Ok, this might sound crazy to you but heavy traffic in Iranian streets can be a real deal-breaker in traveling to Iran in summer. If you’re planning the perfect tour route through the country for yourself, chances are you’re going to sleep a night or two in the major cities, like Tehran or Shiraz. No matter the season, traffic in these types of cities, like other big metropolitan areas such as New York, are nerve-breaking and probably at the top of your list of savage things you encountered in Iran.
Also check out: Backpacker’s guide to Iran
Although summertime has the same meaning to it for Iranian scholars as it does to other young people in western countries, still that doesn’t necessarily mean that the traffic volume is going to cut down. Also, one-of-a-kind driving etiquette and not enough streets or parking spaces leads to major cities being a total nightmare for drivers and tourists’ big surprise. Try not to get stuck in traffic in Iran cause you will be late for everything. Use your Google map or Uber-like taxi services in Iran, called Snapp or Tap30 which you can download via Google Play, to find the fastest in city routes to your destination so you can keep your head melting from the heat.
Also check out: Useful travel apps in Iran
Summer is the best time for mountain climbing/hiking
Iran has many stunning mountainous sides and peaks. For example, the Alborz mountains stretch from the northeast to the north and continue their path to the east creating some magnificent views and climbing/hiking routes and footpaths near provinces such as Tehran, Mazandaran, Azerbaijan, and many others. Mountainous sites and towns offer visitors the coolest summer weather they all come for and some rocky routes for them to reach the summit of a mountain. So, if you’re traveling to Iran in summer and are looking to cool off or mountain climbing/hiking at the same time, natural rocky spots like Damavand (near Tehran) or Sabalan (Ardabil province) are absolutely worth your time. Also check out: What to do in Tehran for free
Get Everything Cheaper

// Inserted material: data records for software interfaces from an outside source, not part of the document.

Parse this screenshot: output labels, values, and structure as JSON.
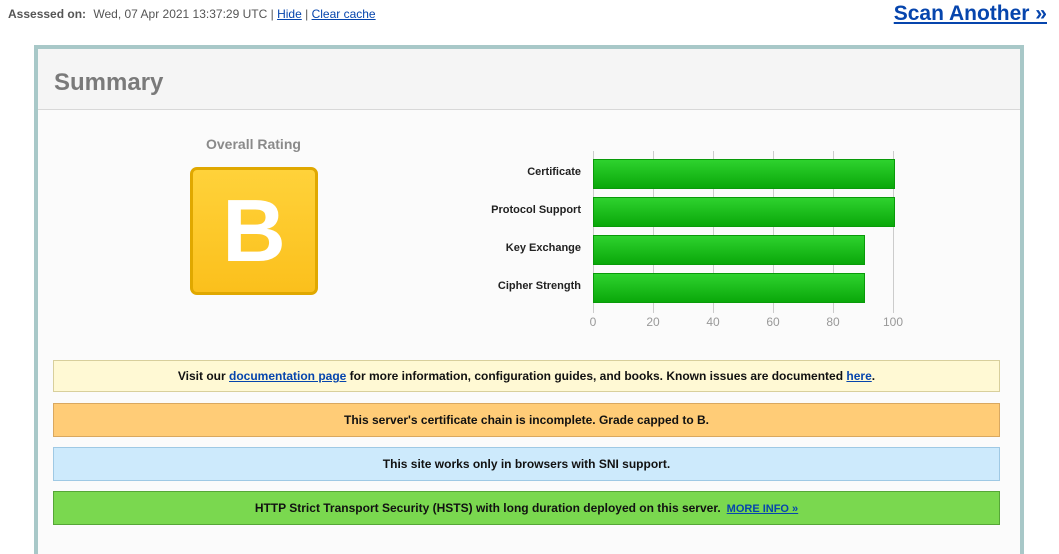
{
  "topbar": {
    "assessed_label": "Assessed on:",
    "assessed_date": "Wed, 07 Apr 2021 13:37:29 UTC",
    "sep1": "|",
    "hide": "Hide",
    "sep2": "|",
    "clear_cache": "Clear cache"
  },
  "scan_another": "Scan Another »",
  "summary": {
    "title": "Summary",
    "overall_label": "Overall Rating",
    "grade": "B"
  },
  "chart_data": {
    "type": "bar",
    "orientation": "horizontal",
    "categories": [
      "Certificate",
      "Protocol Support",
      "Key Exchange",
      "Cipher Strength"
    ],
    "values": [
      100,
      100,
      90,
      90
    ],
    "xlim": [
      0,
      100
    ],
    "ticks": [
      "0",
      "20",
      "40",
      "60",
      "80",
      "100"
    ],
    "grid": true,
    "bar_color": "#1ec41e"
  },
  "messages": {
    "info_pre": "Visit our ",
    "info_link1": "documentation page",
    "info_mid": " for more information, configuration guides, and books. Known issues are documented ",
    "info_link2": "here",
    "info_post": ".",
    "warn": "This server's certificate chain is incomplete. Grade capped to B.",
    "sni": "This site works only in browsers with SNI support.",
    "hsts": "HTTP Strict Transport Security (HSTS) with long duration deployed on this server.",
    "hsts_more": "MORE INFO »"
  },
  "colors": {
    "grade_bg": "#fbc01c",
    "info_bg": "#fff9d4",
    "warn_bg": "#ffcc77",
    "sni_bg": "#cdeafc",
    "hsts_bg": "#7ad84f",
    "link": "#0645ad"
  }
}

Overall, Iran is very cheap tourism destination but not because of the bad quality of hotels or tourist services or things like that. In short, bad political relations with the west, over the past 20 years, has lead to a bad economic situation and ruined national currency value compared to the big apples such as Dollar or Euro. On the bright side, tourists, especially the westerners, are going to have the time of their life in Iran, budget-wise. Makes sure of traveling to Iran in summer because this way you win the lottery and hit the jackpot on the same night. Also check out: Cheap hostels in Iran
- At the beginning of summer in Iran, the total number of domestic and foreign tourist drops down, drastically. That’s why you should plan your traveling to Iran in the summer. You can find the best offers on tour planning, Iran hotels prices go down, transportation costs a whole much less, and everything, in general, is cheaper.
- And, of course, there are fewer sightseers everywhere. If you’re the type that likes it quite and roomy, summer is the best time to pack your bags and come to Iran. Finding on-spot transportation is as easy as biting a cake and because of lack of customers, you can haggle for fewer fees. Summer in Iran is the golden time for the lone wolves.